Similarly, The Victoria Embankment, London, one of his paintings from London in 1875, retains fine detail despite the coarser brushwork in the mud of the road.
De Nittis exhibited successfully again in the Salon in 1875, 1876, 1877, and 1879. He never exhibited at another Impressionist Exhibition. Over this period, he remained quite tightly realist in those works destined for the Salon, but his other paintings show abundant free brushstrokes. He also became an enthusiast for Japonisme, then becoming popular among the Impressionists and others in the avant garde.
His painting campaign in London in 1878 was commercially successful, and that year he showed twelve paintings at the Exposition Universelle in Paris. He and his wife entertained many writers and artists, including Degas, Manet, Caillebotte, and de Goncourt, and he was awarded the medal of the Legion of Honour.
His views of Westminster (above) and Westminster Bridge (below) from that year had taken a decidedly Impressionist turn in style.
In 1882, he visited London again in company with James Tissot and Jules Bastien-Lepage, and De Nittis had his first exhibition at Georges Petit’s gallery in Paris, as part of the first Exposition Internationale which he had helped Petit to plan.
In the Spring of 1884, he painted what was probably his most technically accomplished work, Breakfast in the Garden, in which his wife and young son are seen enjoying an open-air meal. His treatment of the reflecting surfaces of the glass, china, and metal is superb, comparable perhaps with the likes of Janet Fish in recent years. However the ducks and garden behind are wonderfully painterly, and show his control over facture.
This was one of three paintings which he had accepted for the Salon of 1884. However, he died suddenly of a cerebral haemorrhage (stroke) on 21 August 1884, at the age of just 38.
The Galerie Bernheim Jeune, Paris, held a memorial exhibition in 1886, and his works featured in the Venice Biennale in 1901, 1914, and 1928. His major retrospective exhibition was held in his home town of Barletta in 1934.
Unlike most of the others who exhibited at the First Impressionist Exhibition, De Nittis was already well on his way to success, both in terms of exhibiting elsewhere and financially. When he died suddenly at the height of that success, like Bastien-Lepage just four months later, the eventual fate of his art was sealed.
Angiuli A (2007) Guida Rapida, Pinacoteca Giuseppe De Nittis, Palazzo della Marra, Electa Napoli. ISBN 978 88 510 0402 6.
Belloli M & Lamacchia G (2007) Il Dossier De Nittis, Un maestro dell’Impressionismo nella documentazione degli Archives Nationales de France, Stilo Editrice. ISBN 978 88 87 78173 1.
Monti R et al. (1990) Giuseppe De Nittis, Dipinti 1864-1884, Artificio. ISBN not given.

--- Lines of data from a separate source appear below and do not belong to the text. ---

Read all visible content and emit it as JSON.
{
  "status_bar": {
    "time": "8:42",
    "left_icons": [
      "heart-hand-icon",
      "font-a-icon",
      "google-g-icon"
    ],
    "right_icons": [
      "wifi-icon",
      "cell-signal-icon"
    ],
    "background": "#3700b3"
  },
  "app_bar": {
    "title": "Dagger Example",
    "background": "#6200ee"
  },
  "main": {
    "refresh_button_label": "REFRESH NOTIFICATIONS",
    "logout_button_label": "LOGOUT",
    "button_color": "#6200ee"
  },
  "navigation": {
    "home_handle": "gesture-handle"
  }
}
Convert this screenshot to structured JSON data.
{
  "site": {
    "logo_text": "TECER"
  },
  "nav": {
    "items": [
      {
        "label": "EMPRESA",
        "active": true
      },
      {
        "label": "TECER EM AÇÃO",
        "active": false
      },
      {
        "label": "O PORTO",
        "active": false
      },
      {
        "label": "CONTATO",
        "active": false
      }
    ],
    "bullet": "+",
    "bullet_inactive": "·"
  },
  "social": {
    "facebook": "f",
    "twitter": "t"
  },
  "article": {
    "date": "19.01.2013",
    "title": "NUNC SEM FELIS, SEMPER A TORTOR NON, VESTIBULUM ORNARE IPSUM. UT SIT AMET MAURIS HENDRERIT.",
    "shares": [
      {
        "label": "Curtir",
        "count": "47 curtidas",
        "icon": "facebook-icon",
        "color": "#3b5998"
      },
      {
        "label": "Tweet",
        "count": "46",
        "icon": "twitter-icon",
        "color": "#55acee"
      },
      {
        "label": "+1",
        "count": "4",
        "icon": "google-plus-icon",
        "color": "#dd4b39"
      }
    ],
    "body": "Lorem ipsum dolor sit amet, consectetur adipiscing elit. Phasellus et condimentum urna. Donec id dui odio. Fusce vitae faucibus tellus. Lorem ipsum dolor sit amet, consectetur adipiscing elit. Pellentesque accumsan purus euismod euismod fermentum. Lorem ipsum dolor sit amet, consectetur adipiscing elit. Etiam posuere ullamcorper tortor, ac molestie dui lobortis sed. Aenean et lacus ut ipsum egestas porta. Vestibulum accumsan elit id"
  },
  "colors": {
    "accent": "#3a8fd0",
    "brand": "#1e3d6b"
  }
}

Sperken CF (2007) Giuseppe De Nittis da Barletta a Parigi, Schena Editore. ISBN 978 88 82 29708 4.
Rewald J (1973) The History of Impressionism, 4th edn, The Museum of Modern Art, New York. ISBN 0 87070 369 2.